Stands for: Flames of a fire
Casting meaning: This rune represents a process of transformation through fire. The spirit of a body from a person on a funeral pyre is liberated by fire. Cweorth refers to the sacredness of the hearth and ritual cleansing by fire.
Stands for: Offering Cup
Casting meaning: Calc denotes the death of the individual, however it is not seen as a death rune. Like Ear, Calc indicates the natural ending or conclusion of a process. Do not view this ending as a termination, but as the end of an old era resulting in a spiritual transformation.
Stands for: Stone
Casting meaning: Stan represents an obstruction in our path, like a boulder at the entrance to a cave. It also represents the stone playing pieces used in board games. Symbolically it represents a link between heavenly bodies and earthly beings. This rune can be used to obstruct and turn back any opposition in our lives.
Sound: “g” as in “gap”
Stands for: Spear (specifically Gungnir – Odin’s Spear)
Casting meaning: The Gar rune is a special one. Unlike the previous 32 runes in the Northumbrian set, Gar does not belong to an ætt. However, this rune is said to be the center point of all the other runes in this set. It is also said to contain all the other runes in itself, making it a powerful and useful rune.
The Anglo-Saxon rune set was adapted early in the 6th century B.C.E. from a rune row known as the Frisian rune row. The Frisian runes were the result of a rapid change in the language in Frisia. With such a rapid change in the language more runes were eventually needed so the Elder Futhark was expanded by 4 symbols to bring the Frisian rune row to a total of twenty-eight rune staves. Later around the 7th century a twenty-ninth rune, Ear, was added to form the Anglo-Saxon rune set.
When the rune row was expanded a slight change was made to the order of the set. Ansuz, the fourth rune of the Elder Futhark, was replaced with a new rune, Os and Ansuz was renamed Aesc. While this may have been the only change to the shapes and names of some of the runes it was not the only change in rune order that we come across with this set (and its similar sets). In various manuscripts and on some carvings we see the runes in different orders. On a knife found in the Thames River in London we see the full rune row but in a different order. On the Thames River knife we still see that the fourth rune is Aesc, but the last eight runes are arranged differently leaving the rune Ear to be at the end of the rune order.
Most of the information for the order of the Anglo-Saxon and Frisian rune sets is known because of the Thames River knife, also known as the Thames scramasax, and the Vienna Codex. The Vienna Codex is an early 9th century Anglo-Saxon manuscript that does provide a complete version of the Anglo-Saxon rune row.
The reason I have combined the Frisian and Anglo-Saxon rune sets together are due to their close relation to each other. Originally the Frisian set was created by expanding the Elder Futhark set by four runes (the first four listed below – Ac, Os, Yr and Ior). Then later one new rune, Ear, was added to form the Anglo-Saxon rune set sometimes called the Anglo-Saxon Futhork.
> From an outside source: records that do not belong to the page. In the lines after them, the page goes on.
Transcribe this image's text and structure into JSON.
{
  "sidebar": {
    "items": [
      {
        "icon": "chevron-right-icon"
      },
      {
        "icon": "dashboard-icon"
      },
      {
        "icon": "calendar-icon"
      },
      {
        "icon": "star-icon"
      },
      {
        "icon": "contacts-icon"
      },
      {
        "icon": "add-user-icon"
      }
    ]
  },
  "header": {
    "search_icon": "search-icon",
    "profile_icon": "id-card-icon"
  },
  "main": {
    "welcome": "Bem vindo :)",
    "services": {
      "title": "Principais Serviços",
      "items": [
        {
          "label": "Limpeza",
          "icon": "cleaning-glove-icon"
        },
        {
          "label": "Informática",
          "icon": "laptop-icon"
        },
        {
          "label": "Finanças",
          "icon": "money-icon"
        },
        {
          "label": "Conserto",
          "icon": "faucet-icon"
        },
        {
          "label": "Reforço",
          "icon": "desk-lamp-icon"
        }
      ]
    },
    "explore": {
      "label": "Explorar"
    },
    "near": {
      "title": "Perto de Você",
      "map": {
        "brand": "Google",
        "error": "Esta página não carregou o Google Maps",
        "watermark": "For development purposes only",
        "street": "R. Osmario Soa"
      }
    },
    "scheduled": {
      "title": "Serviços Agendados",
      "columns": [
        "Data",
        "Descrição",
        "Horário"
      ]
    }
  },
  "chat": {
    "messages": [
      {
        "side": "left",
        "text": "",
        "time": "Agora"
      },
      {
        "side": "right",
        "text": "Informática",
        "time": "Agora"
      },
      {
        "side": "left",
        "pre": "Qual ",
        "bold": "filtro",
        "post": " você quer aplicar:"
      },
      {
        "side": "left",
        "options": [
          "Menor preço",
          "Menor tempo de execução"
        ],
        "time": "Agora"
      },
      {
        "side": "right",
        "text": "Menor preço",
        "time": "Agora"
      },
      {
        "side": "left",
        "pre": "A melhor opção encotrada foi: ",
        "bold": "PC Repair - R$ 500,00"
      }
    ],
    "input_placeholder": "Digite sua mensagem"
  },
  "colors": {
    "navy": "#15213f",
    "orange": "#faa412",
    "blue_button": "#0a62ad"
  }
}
It should also be noted that the Elder Futhark rune Ansuz was renamed Aesc for these sets.
Sound: “a” as in “sat”
Stands for: Oak Tree
Casting meaning: This rune symbolizes great potential power and is a rune of great usefulness. Ac channels the power of strong, continuous growth from small beginnings to a powerful and mighty climax.
Sound: “o” as in “home”
Stands for: Mouth
Casting meaning: This rune, like Aesc, is a God rune. Os belongs to Odin in his aspects of a master communicator through language and writing. Os denotes the creative power of word in all its forms – in poetry, song, oral tales, and written literature.
Sound: “y” as in “yoga”
Stands for: Bow made from a Yew Tree
Casting meaning: Yr symbolizes the perfect combination of skills and knowledge applied to materials taken from nature. This rune lets us know when we are in the “right spot” for a situation, and is good to use when looking for lost objects.
Sound: “io” as in “helios”
Stands for: The World Serpent
Casting meaning: Ior symbolizes dual natures, evident in the amphibious habits of many water beasts (like the World Serpent). It also signifies the unavoidable hardships in life that we can do nothing about, but should still not worry about.
Sound: “ea” as in “dear”
Stands for: Soil of Earth (actually the dust our bodies become after death)
Casting meaning: Ear symbolizes the grave that we will all return to. However the only way that we can die is because there was life to begin with. “Without life, there is no death and without time there is no life.” More generally Ear signifies the unavoidable end of all things.